Kobe Bryant has historically shown an unmatched work ethic where basketball is concerned, and there’s no question he’ll continue that level of perseverance as he’s undergoing rehabilitation for the torn Achilles injury he suffered in April near the end of the regular season.
Bryant has already said that he’s shattered the normal timetable for recovery from this type of injury, which would have had him returning to the court sometime near the end of December at the earliest. But one of his former teammates believes Bryant will do everything possible to be back on the floor much sooner than that.
Shaquille O’Neal expects Kobe Bryant to return from his Achilles’ injury for the Lakers’ season opener on Oct. 29.
“I’m sure Kobe is going to come back early,” said Shaquille O’Neal in a video interview with Time Warner Cable SportsNet on Friday. “Anything before nine months is early. Him making the first game, I wish him well. He’s a very, very competitive kid. He loves the naysayers. He loves proving people wrong.”When he put the rumor out there that he may be back the first game, best believe he’s trying to come back the first game,” continued O’Neal.
We know Bryant wants to play as early as possible, and Lakers fans want him back on the floor contributing as soon as he’s healthy enough to do so — with the caveat that he’s able to play somewhere close to the level that he could before the injury was sustained.
If Kobe comes back early and is a shell of his former self (yet still dominates the ball offensively and demands the same amount of touches), that’s going to hurt the team a lot more than would his absence for another couple of months.
Bryant will do everything he can to be back as soon as it’s physically possible — that much is certain. He just needs to be honest with himself about his abilities during the recovery process, and make the smart decision as to when the time to return would be best.
Spurs to give Tim Duncan, Manu Ginobili Friday night off in Denver
That is the first night of a back-to-back, with former Spurs’ assistant coach Mike Budenholzer and his Atlanta Hawks coming to San Antonio on Saturday. Popovich is saving his two veterans for that game.
Duncan and Ginobili have looked like they found the fountain of youth this season. Duncan is taking on less of the offense but has been very efficient in those moments. Ginobili has the impact he did a few years back in his bench role.
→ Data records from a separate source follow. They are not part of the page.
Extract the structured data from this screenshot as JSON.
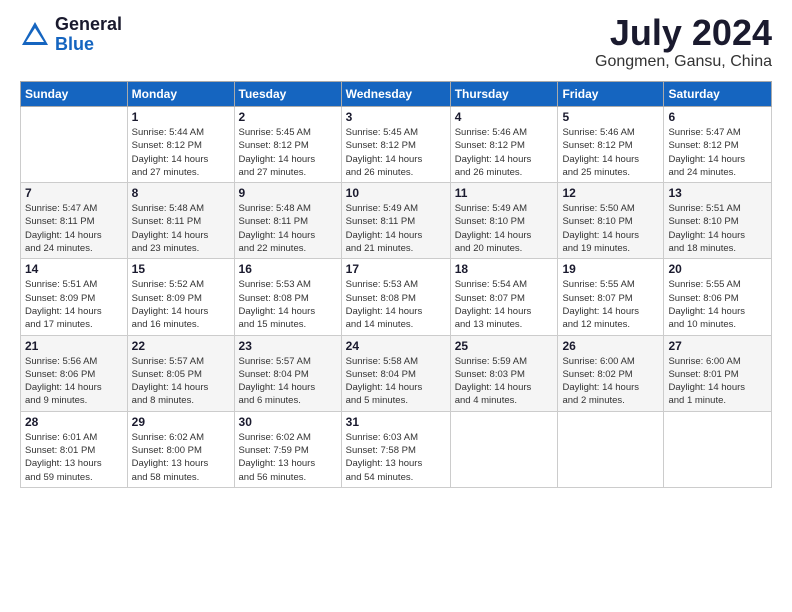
{
  "logo": {
    "general": "General",
    "blue": "Blue"
  },
  "title": "July 2024",
  "location": "Gongmen, Gansu, China",
  "headers": [
    "Sunday",
    "Monday",
    "Tuesday",
    "Wednesday",
    "Thursday",
    "Friday",
    "Saturday"
  ],
  "weeks": [
    [
      {
        "day": "",
        "info": ""
      },
      {
        "day": "1",
        "info": "Sunrise: 5:44 AM\nSunset: 8:12 PM\nDaylight: 14 hours\nand 27 minutes."
      },
      {
        "day": "2",
        "info": "Sunrise: 5:45 AM\nSunset: 8:12 PM\nDaylight: 14 hours\nand 27 minutes."
      },
      {
        "day": "3",
        "info": "Sunrise: 5:45 AM\nSunset: 8:12 PM\nDaylight: 14 hours\nand 26 minutes."
      },
      {
        "day": "4",
        "info": "Sunrise: 5:46 AM\nSunset: 8:12 PM\nDaylight: 14 hours\nand 26 minutes."
      },
      {
        "day": "5",
        "info": "Sunrise: 5:46 AM\nSunset: 8:12 PM\nDaylight: 14 hours\nand 25 minutes."
      },
      {
        "day": "6",
        "info": "Sunrise: 5:47 AM\nSunset: 8:12 PM\nDaylight: 14 hours\nand 24 minutes."
      }
    ],
    [
      {
        "day": "7",
        "info": "Sunrise: 5:47 AM\nSunset: 8:11 PM\nDaylight: 14 hours\nand 24 minutes."
      },
      {
        "day": "8",
        "info": "Sunrise: 5:48 AM\nSunset: 8:11 PM\nDaylight: 14 hours\nand 23 minutes."
      },
      {
        "day": "9",
        "info": "Sunrise: 5:48 AM\nSunset: 8:11 PM\nDaylight: 14 hours\nand 22 minutes."
      },
      {
        "day": "10",
        "info": "Sunrise: 5:49 AM\nSunset: 8:11 PM\nDaylight: 14 hours\nand 21 minutes."
      },
      {
        "day": "11",
        "info": "Sunrise: 5:49 AM\nSunset: 8:10 PM\nDaylight: 14 hours\nand 20 minutes."
      },
      {
        "day": "12",
        "info": "Sunrise: 5:50 AM\nSunset: 8:10 PM\nDaylight: 14 hours\nand 19 minutes."
      },
      {
        "day": "13",
        "info": "Sunrise: 5:51 AM\nSunset: 8:10 PM\nDaylight: 14 hours\nand 18 minutes."
      }
    ],
    [
      {
        "day": "14",
        "info": "Sunrise: 5:51 AM\nSunset: 8:09 PM\nDaylight: 14 hours\nand 17 minutes."
      },
      {
        "day": "15",
        "info": "Sunrise: 5:52 AM\nSunset: 8:09 PM\nDaylight: 14 hours\nand 16 minutes."
      },
      {
        "day": "16",
        "info": "Sunrise: 5:53 AM\nSunset: 8:08 PM\nDaylight: 14 hours\nand 15 minutes."
      },
      {
        "day": "17",
        "info": "Sunrise: 5:53 AM\nSunset: 8:08 PM\nDaylight: 14 hours\nand 14 minutes."
      },
      {
        "day": "18",
        "info": "Sunrise: 5:54 AM\nSunset: 8:07 PM\nDaylight: 14 hours\nand 13 minutes."
      },
      {
        "day": "19",
        "info": "Sunrise: 5:55 AM\nSunset: 8:07 PM\nDaylight: 14 hours\nand 12 minutes."
      },
      {
        "day": "20",
        "info": "Sunrise: 5:55 AM\nSunset: 8:06 PM\nDaylight: 14 hours\nand 10 minutes."
      }
    ],
    [
      {
        "day": "21",
        "info": "Sunrise: 5:56 AM\nSunset: 8:06 PM\nDaylight: 14 hours\nand 9 minutes."
      },
      {
        "day": "22",
        "info": "Sunrise: 5:57 AM\nSunset: 8:05 PM\nDaylight: 14 hours\nand 8 minutes."
      },
      {
        "day": "23",
        "info": "Sunrise: 5:57 AM\nSunset: 8:04 PM\nDaylight: 14 hours\nand 6 minutes."
      },
      {
        "day": "24",
        "info": "Sunrise: 5:58 AM\nSunset: 8:04 PM\nDaylight: 14 hours\nand 5 minutes."
      },
      {
        "day": "25",
        "info": "Sunrise: 5:59 AM\nSunset: 8:03 PM\nDaylight: 14 hours\nand 4 minutes."
      },
      {
        "day": "26",
        "info": "Sunrise: 6:00 AM\nSunset: 8:02 PM\nDaylight: 14 hours\nand 2 minutes."
      },
      {
        "day": "27",
        "info": "Sunrise: 6:00 AM\nSunset: 8:01 PM\nDaylight: 14 hours\nand 1 minute."
      }
    ],
    [
      {
        "day": "28",
        "info": "Sunrise: 6:01 AM\nSunset: 8:01 PM\nDaylight: 13 hours\nand 59 minutes."
      },
      {
        "day": "29",
        "info": "Sunrise: 6:02 AM\nSunset: 8:00 PM\nDaylight: 13 hours\nand 58 minutes."
      },
      {
        "day": "30",
        "info": "Sunrise: 6:02 AM\nSunset: 7:59 PM\nDaylight: 13 hours\nand 56 minutes."
      },
      {
        "day": "31",
        "info": "Sunrise: 6:03 AM\nSunset: 7:58 PM\nDaylight: 13 hours\nand 54 minutes."
      },
      {
        "day": "",
        "info": ""
      },
      {
        "day": "",
        "info": ""
      },
      {
        "day": "",
        "info": ""
      }
    ]
  ]
}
What Gregg Popovich cares about is them playing like that come the postseason. So they will rest on Friday.
Rejecting the tender is a favor to the drafting team, which gets to keep the player’s exclusive rights for a year. If Thornton tries to join the NBA now, he’s stuck negotiating with only the Celtics.
By accepting the tender, the player typically gets one of two outcomes. He either plays on that contract and draws an NBA salary or he gets waived. But even getting waived is better than rejecting the tender, because at least the player becomes a free agent and can negotiate with any team.
Players who reject the tender go to another league and play for less money. In Thornton’s case, that mean Australia.
How’s that going?
(Almost) never reject the required tender as a second-round pick.
Byron Scott says they just have to get Kobe Bryant better looks
Kobe Bryant is averaging 15.2 points a game at age 37. It’s just taking him 16.4 shots per game to get there. After his 1-of-14 shooting performance against the Warriors the other night — with too much isolation and too many plays run just for him — there has been a lot of talk about his shot. With reason, this is his shot chart so far this season.
So what do the Lakers’ do? Get Kobe to shoot less and get the ball in the hands of the young stars they supposed to be developing more? Nah.
“I know his mentality is that he can still play in this league,” Scott said. “And we feel the same way….
“Obviously he’s struggling right now with his shot, and I think everybody can see that,” Scott said. “So it’s trying to get him in better position to be able to have an opportunity to knock those shots down on a consistent basis. That’s No. 1.
“I don’t know if it’s his legs. I don’t think so. Again, our conversations are pretty blunt. … He tells me when he is tired and he tells me when he’s not tired. And the last few days, he said he feels great. So, I don’t think it’s a matter of him being tired or his legs being tired. I think it’s a matter of his timing being a little off.”
Yes, how could it be his legs? It’s not like he’s a 37-year-old with more than 55,000 NBA minutes played, and coming off an Achilles rupture and major knee surgery.
Honestly, I hope the Lakers and Kobe find a balance soon, because they have become just hard to watch. And I don’t want Kobe to go out this way.